A biker in the Smith Reserve. | Credit: Doug Martland

4. Alton J. Smith Reserve

The Alton J. Smith Reserve is a 103-acre retired cranberry bog in the town of Hanson that is currently being converted back to its natural state (i.e., a forested wetland environment). The Bay Circuit Trail passes through the reserve on a section of path known as the Mattakeesett Path, named after the Mattakeeset band of the Massachuseuk Native American tribe who lived in the region for thousands of years before European contact. Although the BCT passes through the reserve only briefly, the area’s network of wide, flat dirt trails makes for wonderful hiking and is definitely worth an extended visit.

Located between Indian Head and Maquan Ponds, the main access points for the Alton J. Smith Reserve are the Marcus L. Urann Fisherman’s Landing off of Route 58 and on Camp Kiwanee Road behind the stone gatehouse. From either location, it’s easy to stroll along the old bog’s mellow trails, pausing when appropriate for numerous opportunities to spot the area’s abundant wildlife—Great Blue Heron, Green Heron, Kingfisher, hawks, Eastern Bluebird, many kinds of ducks, and mink are all known to frequent the area.

Credit: Doug Martland

5. Callahan State Park

As the Bay Circuit Trail makes its way through Framingham and Marlborough, it weaves for several miles through Callahan State Park. At over 900 acres, Callahan is one of the largest parks in the region and is a favorite of everyone from hikers to bikers to dog walkers. In fact, Callahan is often considered one of the most dog-friendly parks in Massachusetts (more than 85% of the park’s visitors are people with dogs), making it a great choice if you’re looking to have your floofy hiking buddy join you on the BCT. Dogs are allowed to run off-leash on a preponderance of the park’s trails.

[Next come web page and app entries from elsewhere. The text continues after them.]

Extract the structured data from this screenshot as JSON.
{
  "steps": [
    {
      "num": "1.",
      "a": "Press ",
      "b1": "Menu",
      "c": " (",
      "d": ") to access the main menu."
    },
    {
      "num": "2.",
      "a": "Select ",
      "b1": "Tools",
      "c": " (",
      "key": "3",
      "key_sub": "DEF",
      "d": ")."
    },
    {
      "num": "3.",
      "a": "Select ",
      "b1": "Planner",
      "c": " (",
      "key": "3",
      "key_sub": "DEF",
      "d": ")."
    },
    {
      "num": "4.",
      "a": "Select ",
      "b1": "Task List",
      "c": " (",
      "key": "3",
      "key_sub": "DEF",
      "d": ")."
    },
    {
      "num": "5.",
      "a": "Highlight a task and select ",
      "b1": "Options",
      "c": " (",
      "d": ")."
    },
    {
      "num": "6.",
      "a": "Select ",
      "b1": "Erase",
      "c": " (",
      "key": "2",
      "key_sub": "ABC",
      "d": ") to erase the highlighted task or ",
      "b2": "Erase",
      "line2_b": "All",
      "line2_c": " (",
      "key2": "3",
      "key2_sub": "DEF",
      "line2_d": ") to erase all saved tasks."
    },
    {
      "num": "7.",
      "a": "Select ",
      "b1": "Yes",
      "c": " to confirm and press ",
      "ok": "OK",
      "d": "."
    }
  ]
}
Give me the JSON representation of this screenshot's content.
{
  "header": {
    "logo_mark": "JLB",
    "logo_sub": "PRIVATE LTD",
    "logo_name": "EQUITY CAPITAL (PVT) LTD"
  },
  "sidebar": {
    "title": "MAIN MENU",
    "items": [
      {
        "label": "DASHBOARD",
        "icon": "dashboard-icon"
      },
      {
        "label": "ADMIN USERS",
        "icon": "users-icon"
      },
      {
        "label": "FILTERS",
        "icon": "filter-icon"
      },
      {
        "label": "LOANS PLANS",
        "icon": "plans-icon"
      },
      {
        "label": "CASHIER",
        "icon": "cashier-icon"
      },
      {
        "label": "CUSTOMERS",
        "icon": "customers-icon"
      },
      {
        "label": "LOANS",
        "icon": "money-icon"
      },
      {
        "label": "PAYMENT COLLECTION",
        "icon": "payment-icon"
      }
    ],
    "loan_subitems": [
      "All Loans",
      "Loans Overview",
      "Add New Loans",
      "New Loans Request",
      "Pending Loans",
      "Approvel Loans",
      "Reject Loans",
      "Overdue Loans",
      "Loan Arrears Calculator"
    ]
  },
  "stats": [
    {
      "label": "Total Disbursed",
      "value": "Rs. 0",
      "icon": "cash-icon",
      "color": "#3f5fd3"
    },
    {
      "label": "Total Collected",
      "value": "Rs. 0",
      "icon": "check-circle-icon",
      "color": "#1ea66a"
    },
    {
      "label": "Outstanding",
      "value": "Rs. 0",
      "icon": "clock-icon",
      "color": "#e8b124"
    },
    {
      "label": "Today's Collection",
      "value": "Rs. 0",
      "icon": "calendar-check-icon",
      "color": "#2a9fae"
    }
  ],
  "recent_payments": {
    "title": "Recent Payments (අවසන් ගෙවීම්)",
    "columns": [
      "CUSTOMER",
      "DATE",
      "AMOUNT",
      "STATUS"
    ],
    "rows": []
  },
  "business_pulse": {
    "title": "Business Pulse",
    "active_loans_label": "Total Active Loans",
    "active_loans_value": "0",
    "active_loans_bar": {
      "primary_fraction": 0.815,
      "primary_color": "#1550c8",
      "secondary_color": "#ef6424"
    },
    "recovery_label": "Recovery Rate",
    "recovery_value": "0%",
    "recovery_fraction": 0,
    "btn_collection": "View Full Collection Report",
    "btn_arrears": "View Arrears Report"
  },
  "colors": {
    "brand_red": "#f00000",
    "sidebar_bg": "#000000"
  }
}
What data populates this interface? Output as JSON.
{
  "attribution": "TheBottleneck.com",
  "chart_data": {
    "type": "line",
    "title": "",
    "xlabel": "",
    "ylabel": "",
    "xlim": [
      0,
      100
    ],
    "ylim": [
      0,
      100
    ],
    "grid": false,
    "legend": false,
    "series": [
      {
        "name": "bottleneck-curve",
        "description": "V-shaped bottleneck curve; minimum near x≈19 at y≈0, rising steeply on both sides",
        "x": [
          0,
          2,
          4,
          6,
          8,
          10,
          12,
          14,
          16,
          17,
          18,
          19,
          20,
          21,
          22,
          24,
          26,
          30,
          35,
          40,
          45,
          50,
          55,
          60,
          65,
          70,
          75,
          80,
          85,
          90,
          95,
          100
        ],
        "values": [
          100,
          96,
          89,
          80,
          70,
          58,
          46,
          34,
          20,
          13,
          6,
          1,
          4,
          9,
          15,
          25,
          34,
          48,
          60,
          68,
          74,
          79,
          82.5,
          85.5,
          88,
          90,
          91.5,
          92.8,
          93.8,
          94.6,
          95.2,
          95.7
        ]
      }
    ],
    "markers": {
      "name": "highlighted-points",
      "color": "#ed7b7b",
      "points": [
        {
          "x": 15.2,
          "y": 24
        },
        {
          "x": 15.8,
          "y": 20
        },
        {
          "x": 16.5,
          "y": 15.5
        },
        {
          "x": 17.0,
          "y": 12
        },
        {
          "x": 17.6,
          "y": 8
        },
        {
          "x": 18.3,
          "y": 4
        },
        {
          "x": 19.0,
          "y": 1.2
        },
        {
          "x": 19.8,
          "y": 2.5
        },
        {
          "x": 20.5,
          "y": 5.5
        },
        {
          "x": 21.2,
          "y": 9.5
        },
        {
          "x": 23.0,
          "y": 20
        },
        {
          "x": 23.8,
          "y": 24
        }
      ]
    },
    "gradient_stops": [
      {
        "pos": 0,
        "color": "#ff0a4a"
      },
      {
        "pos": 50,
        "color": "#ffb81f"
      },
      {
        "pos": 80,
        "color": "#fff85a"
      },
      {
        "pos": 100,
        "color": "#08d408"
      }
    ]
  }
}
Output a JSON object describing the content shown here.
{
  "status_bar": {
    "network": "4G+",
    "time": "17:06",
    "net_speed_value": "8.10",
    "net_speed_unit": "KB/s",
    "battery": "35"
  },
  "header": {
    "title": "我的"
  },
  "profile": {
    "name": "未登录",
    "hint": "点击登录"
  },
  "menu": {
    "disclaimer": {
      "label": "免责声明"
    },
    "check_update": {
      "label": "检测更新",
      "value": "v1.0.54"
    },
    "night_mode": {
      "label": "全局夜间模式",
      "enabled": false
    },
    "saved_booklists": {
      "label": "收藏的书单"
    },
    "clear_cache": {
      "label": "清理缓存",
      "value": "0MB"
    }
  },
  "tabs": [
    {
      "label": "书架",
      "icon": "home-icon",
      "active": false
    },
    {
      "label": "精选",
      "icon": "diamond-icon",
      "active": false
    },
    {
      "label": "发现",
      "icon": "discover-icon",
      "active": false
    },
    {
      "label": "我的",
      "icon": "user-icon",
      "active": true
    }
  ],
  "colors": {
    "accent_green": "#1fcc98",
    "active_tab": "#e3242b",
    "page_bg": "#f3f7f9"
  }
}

Callahan State Park is divided into two distinct areas (the BCT winds through both): the north section and the south section, which are split by Edmands Road. The north end of the park is known for its more rugged and hillier terrain which is favored by bikers, while the south side is home to flatter, wider, and more manicured trails along with Eagle Pond and one of the largest unfenced dog parks in the area.

The Bay Circuit Trail covers a wide variety of Callahan State Park’s diverse terrain and takes visitors past quiet ponds, across fields, alongside forgotten stone walls, and through quiet forests. The BCT is well defined and uses its own markers, however, the trails the BCT follows go by their own name. Following the BCT from north to south through the park takes you along Bear Paw Trail, Pine Tree Trail, and Backpacker Trail before crossing Edmands Road and connecting with Red Tail Trail to Wren Trail to Pipeline Trail.

If you have a favorite place along the southern half of the Bay Circuit Trail, we want to know about it! Tell us in the comments below.